Such suggestions were resoundingly rebutted over the course of the probe, when internal documents and the sworn testimony of several witnesses made clear Manafort’s purpose in Ukraine was to push President Yanukovych towards a west-leaning platform. Under the auspices of ‘Engage Ukraine’, Manafort sought to “[encourage] EU integration with Ukraine” so the country wouldn’t “fall to Russia,” and “reinforce key geopolitical messaging of how ‘Europe and the US should not risk losing Ukraine to Russia’ - and after the strategy was underway, Manafort stressed in private emails to colleagues, including Kilimnik, the importance of highlighting the “constant actions” taken by the Yanukovych government “to comply with Western demands” and “the changes made to comply with the EU Association Agreement”, which Moscow - and many in the country - opposed.
As with so many things ‘Trump-Russia’, these illuminating documents offer more questions than answers - for instance, what exactly were Manafort and Kilimnik really doing in Ukraine? To say the least, the revelations cast a very different light on news reports of his activities in Ukraine - for example, in August 2016, Politico published a lengthy article on Kilimnik, noting he continued to advise the Opposition Bloc even after the party stopped paying Manafort’s firm ,“leaving it unable to pay some of its employees and rent”.
While the piece’s strong implication is this enduring consultancy represented a potentially sinister connection between Trump’s then-campaign chair and the Russian state, based on the contents of the FBI memos, it now seems far more likely Kilimnik didn’t step away in order to continue providing intelligence to Washington.

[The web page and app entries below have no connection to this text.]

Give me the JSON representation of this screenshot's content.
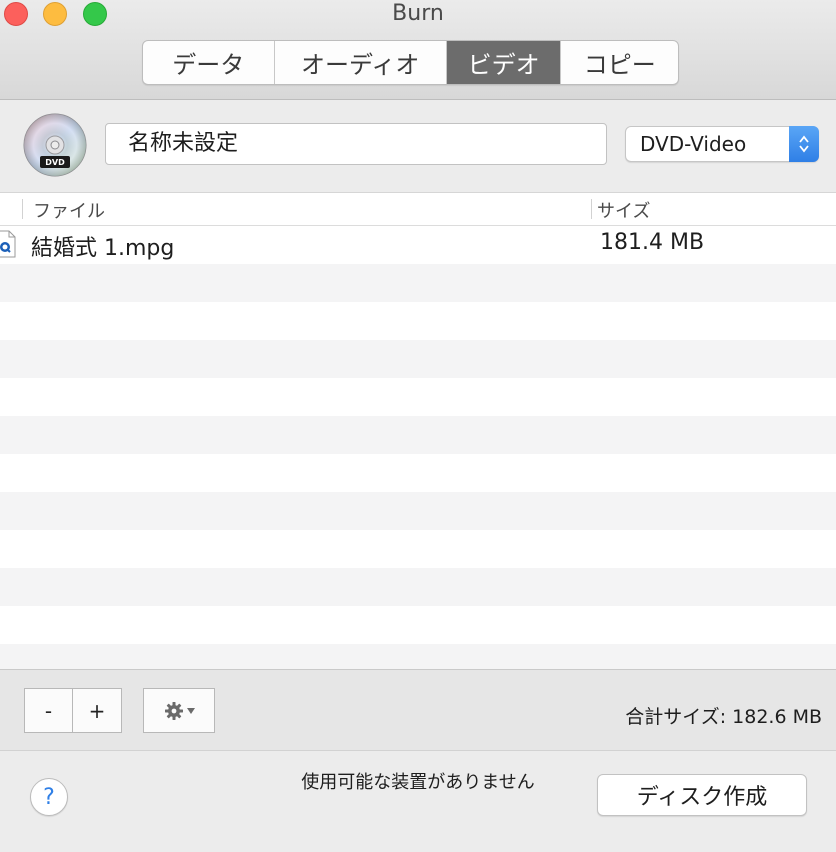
{
  "window": {
    "title": "Burn"
  },
  "tabs": [
    {
      "label": "データ",
      "active": false
    },
    {
      "label": "オーディオ",
      "active": false
    },
    {
      "label": "ビデオ",
      "active": true
    },
    {
      "label": "コピー",
      "active": false
    }
  ],
  "disc": {
    "icon": "dvd-disc-icon",
    "name_value": "名称未設定",
    "type_selected": "DVD-Video"
  },
  "table": {
    "columns": {
      "file": "ファイル",
      "size": "サイズ"
    },
    "rows": [
      {
        "name": "結婚式 1.mpg",
        "size": "181.4 MB",
        "icon": "quicktime-file-icon"
      }
    ]
  },
  "controls": {
    "remove_label": "-",
    "add_label": "+",
    "action_icon": "gear-icon",
    "total_label": "合計サイズ: 182.6 MB"
  },
  "footer": {
    "help_label": "?",
    "status_text": "使用可能な装置がありません",
    "burn_label": "ディスク作成"
  },
  "colors": {
    "accent": "#2f7fe6",
    "active_tab": "#6c6c6c"
  }
}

Whatever the truth of the matter, Kilimnik undeniably represents yet another individual in the campaign’s wider milieu with ties to Western intelligence who proved very useful indeed to those seeking to perpetuate the notion of collusion between the Presidential candidate and the Kremlin. Joseph Mifsud, who seems to have literally vanished into thin air, is another. One can only wonder whether Mueller likewise suppressed inconvenient facts about the mysterious Maltese academic - if so why, and who benefits from such omission?